Makerspaces are communities of practice constructed in a physical place set aside for a group of people to use it as a core part of their practice, a collaborative work space inside a school, library or separate public/private facility for making, learning, exploring and sharing that uses high tech to no tech tools. These spaces are open to kids, adults, and entrepreneurs and have a variety of maker equipment including 3D printers, laser cutters, soldering irons and even sewing machines.
Experts state that a maker class experience at school provides a wealth of opportunities for students, but how can you determine if a makerspace is needed at your school? How eventually can be integrated in your school?
Mentioned below are some tips which might help you.
Step number one: let’s determine if a makerspace is needed at your school
Here below some simple questions to answer, elaborated by the National Inventors Hall of Fame, the organisation leader in the promotion of creativity and the spirit of innovation and entrepreneurship in the field of education.
- Does failure slow or stop creativity in students?
- Could students expand their perspectives by learning about expression and unique learning styles?
- Can we improve real-world applications of classroom lessons to strengthen comprehension?
- How would more hands-on learning benefit curiosity and innovation?
- Can we increase exposure to the 21st century skills needed for success?
If you answered yes to all the questions, a makerspace can provide the opportunities you are looking for to enhance learning at your school.
Step number two: let’s figure out which strategy can be used to implement makerspace at your school
Two types of strategy are suggested.
- A makerspace can be integrated directly into a classroom setting or it can be established in a dedicated location.

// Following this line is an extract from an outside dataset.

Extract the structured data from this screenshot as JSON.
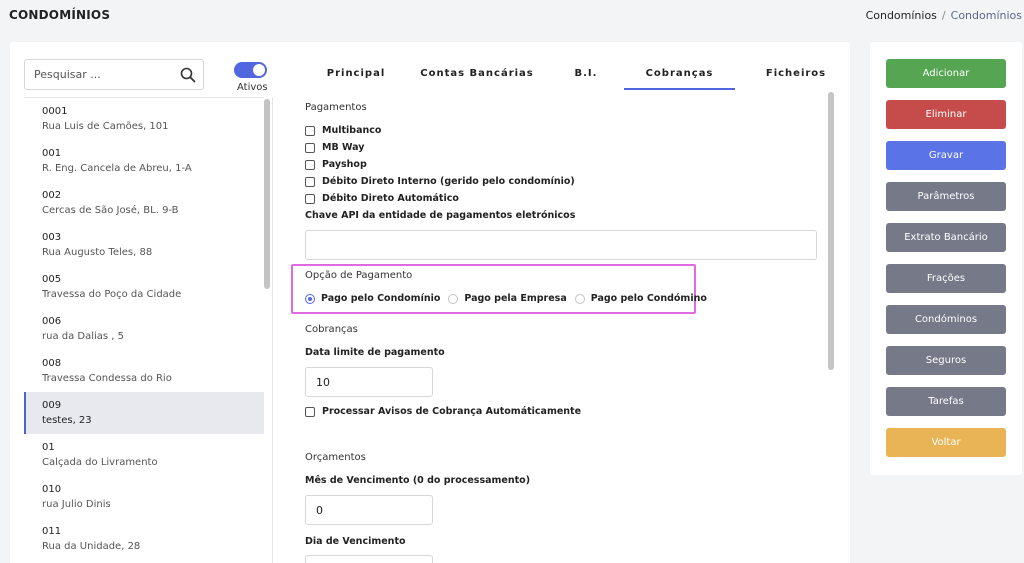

Regardless of where the space is located, the key is creating a space that provides opportunities for: collaboration, learning, sharing, testing, questioning, experimenting and innovating.
- If you don’t have funds for that, you can simply ask to a makerspace that is in near your area.
For insight on how a makerspace can be established at school, read the entire article “Does My School Need a Makerspace?” on Invent official website.
 National Inventorts Hall of Fame, Article: “Does My School Need a Makerspace?”, www.invent.org/blog/trends-stem/establish-makerspace-school
Furthermore Concordia University in Portland (Oregon) suggests 5 steps to cerate a maker space for your school:
Step 1 – Get Started: Study Up + Network
You can start reviewing a few reading materials as a point of reference and connecting to the myriad of like-minded educators across your country and beyond. There are a lot of passionate teachers that share online suggestions, resources and free lessons for maker based activities. sharing their ideas and advice. You can use social media as Telegram, facebook or Youtube, to find relevant supporting materials.
Step 2 – Getting Stuff for Your Makerspace: Bring the Outside World In
Start filling in a supply material list. In order to cover the expenses for supply materials you can ask companies, organisations and any other potential stakeholder (including parents) to provide it for free. Makerspaces can use almost everything from metal scraps to waste material. Ask your community for help through face to face meetings or posts on social media. Invite local professionals to help kids create their project (i.e. an electrician to build a light-up circuit, or bring in a construction expert to help design the perfect tiny house).
Step 3 – Find Space + Time: Turn Any Space into a Makerspace and Give Kids Time to Explore
Any space can be used for basic steam-based projects (i.e. libraries, school classrooms and cafes). You could adapt the activities to the available spaces and let the students explore it.
Step 4 – Make it Work: Start a Design Challenge Practice
To organise regular maker-based design challenges is a good practice to improve interest and involvement. They can be schoolwide, grade-wide, or classroom-based, and work well when both competitive or merely for learning. The goal is to get students engaged in design thinking, collaboration, and problem-solving. To keep the maker culture alive with regular participation, use the element of surprise by announcing “Drop Everything & Make” challenges or create a design challenge schedule for the year.
Step 5 – Make It Last: Get Creative with the Curriculum
Maker education should connect to classroom learning. Consider ways to incorporate maker projects into your everyday unit and lesson plans, as well as long-term projects. This makes the school subjects more relevant and connected to the real world. However, embedding maker culture into curriculum learning creates a long-term practice with measurable outcomes. To make it work, guide students toward identifying and understanding learning targets and then engage them in self-reflection and revision—just like real innovators.